I have seen other examples of this kind of response to traumatic situations, and this is why I say that I see just a glimmer of hope on the horizon, that perhaps we can live in peace. I ask myself, what can I do to encourage and grow this budding movement, so that it blossoms and grows into a new way of life in the world.
I hope my next book starts a movement towards silence and contemplation as people bring themselves into the presence of God. I hope that by doing this, hearts will be softened. I pray that a new world order will represent a mosaic of hard and soft, but that the softness will predominate. I pray that the cacophony of noise that resounds in the world, like loud gongs in my head, will be silenced by silence itself. Then there will be peace…
My research journey will not necessarily be based in pure Christian theology, as I will borrow from the likes of Mahatma Ghandi, and the mystics, including the early dessert Fathers. We will also examine the latest work of neuroscience which might provide rational support for brain changes leading to individual peace, as a result of disciplined contemplative practices.
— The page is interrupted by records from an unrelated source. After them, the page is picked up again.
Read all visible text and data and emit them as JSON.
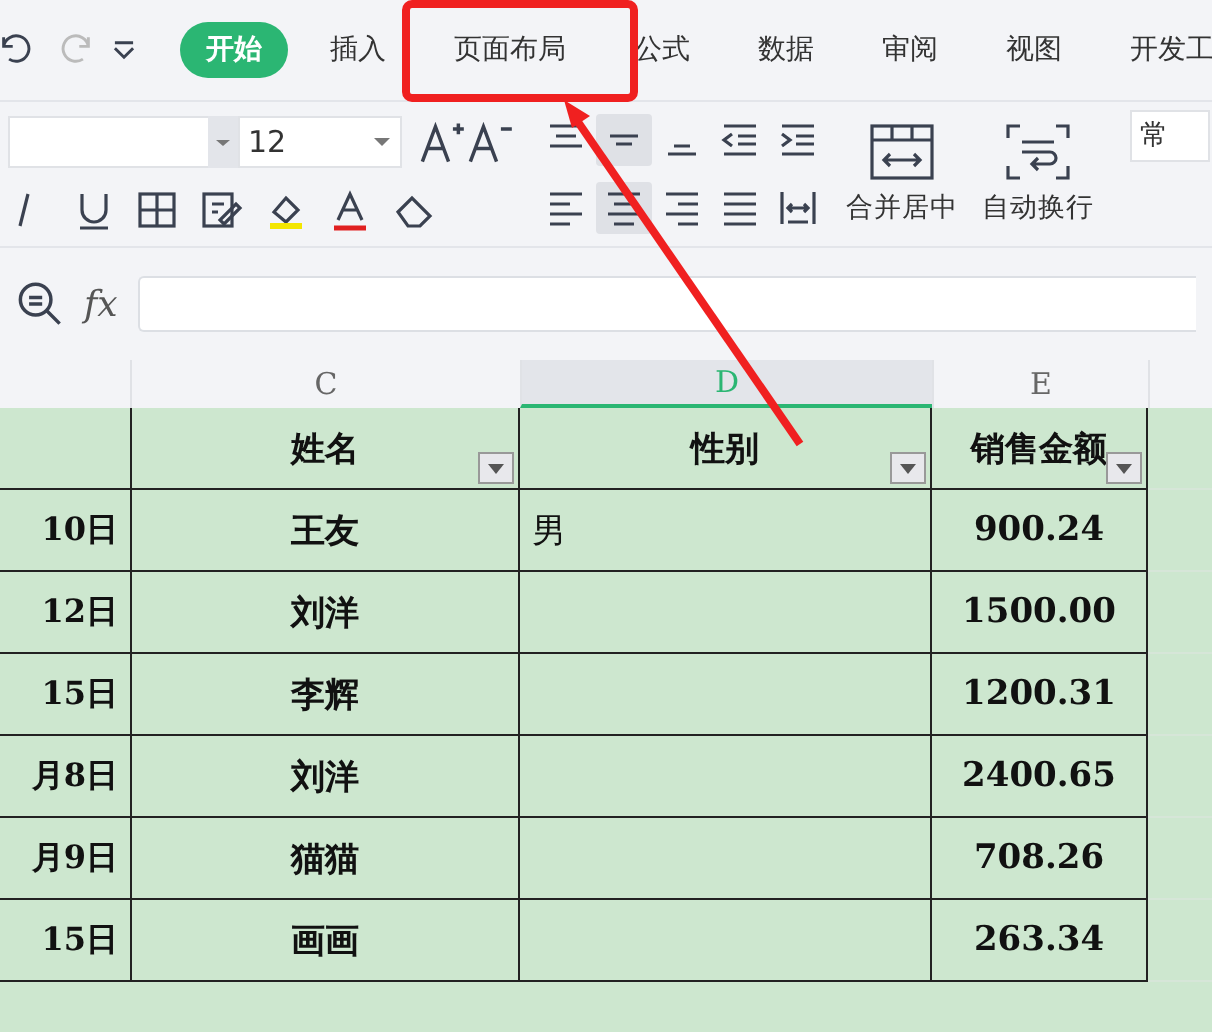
{
  "ribbon_tabs": [
    {
      "label": "开始",
      "selected": true
    },
    {
      "label": "插入",
      "selected": false
    },
    {
      "label": "页面布局",
      "selected": false
    },
    {
      "label": "公式",
      "selected": false
    },
    {
      "label": "数据",
      "selected": false
    },
    {
      "label": "审阅",
      "selected": false
    },
    {
      "label": "视图",
      "selected": false
    },
    {
      "label": "开发工",
      "selected": false
    }
  ],
  "toolbar": {
    "font_size": "12",
    "align_buttons": [
      {
        "kind": "top",
        "selected": false
      },
      {
        "kind": "middle",
        "selected": true
      },
      {
        "kind": "bottom",
        "selected": false
      },
      {
        "kind": "outdent",
        "selected": false
      },
      {
        "kind": "indent",
        "selected": false
      },
      {
        "kind": "left",
        "selected": false
      },
      {
        "kind": "center",
        "selected": true
      },
      {
        "kind": "right",
        "selected": false
      },
      {
        "kind": "justify",
        "selected": false
      },
      {
        "kind": "distributed",
        "selected": false
      }
    ],
    "merge_label": "合并居中",
    "wrap_label": "自动换行",
    "number_format": "常"
  },
  "formula_bar": {
    "label": "fx"
  },
  "column_headers": [
    {
      "label": "C",
      "selected": false
    },
    {
      "label": "D",
      "selected": true
    },
    {
      "label": "E",
      "selected": false
    }
  ],
  "table": {
    "headers": [
      "姓名",
      "性别",
      "销售金额"
    ],
    "rows": [
      {
        "column_1": "10日",
        "name": "王友",
        "gender": "男",
        "amount": "900.24"
      },
      {
        "column_1": "12日",
        "name": "刘洋",
        "amount": "1500.00"
      },
      {
        "column_1": "15日",
        "name": "李辉",
        "amount": "1200.31"
      },
      {
        "column_1": "月8日",
        "name": "刘洋",
        "amount": "2400.65"
      },
      {
        "column_1": "月9日",
        "name": "猫猫",
        "amount": "708.26"
      },
      {
        "column_1": "15日",
        "name": "画画",
        "amount": "263.34"
      }
    ]
  }
}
I will look at the nonviolent protests of the Civil Rights Uprising, the Black Lives Matter movement and other examples across the world of contemplative people who practice nonviolent methods, to bring about peaceful change. The work of Thomas Merton, Richard Rohr, James Finley, Barbara Holmes, Cynthia Bourgeault, Martin Luther King and Mahatma Ghandi and many others in this mystic genre will inform the arguments presented in this book.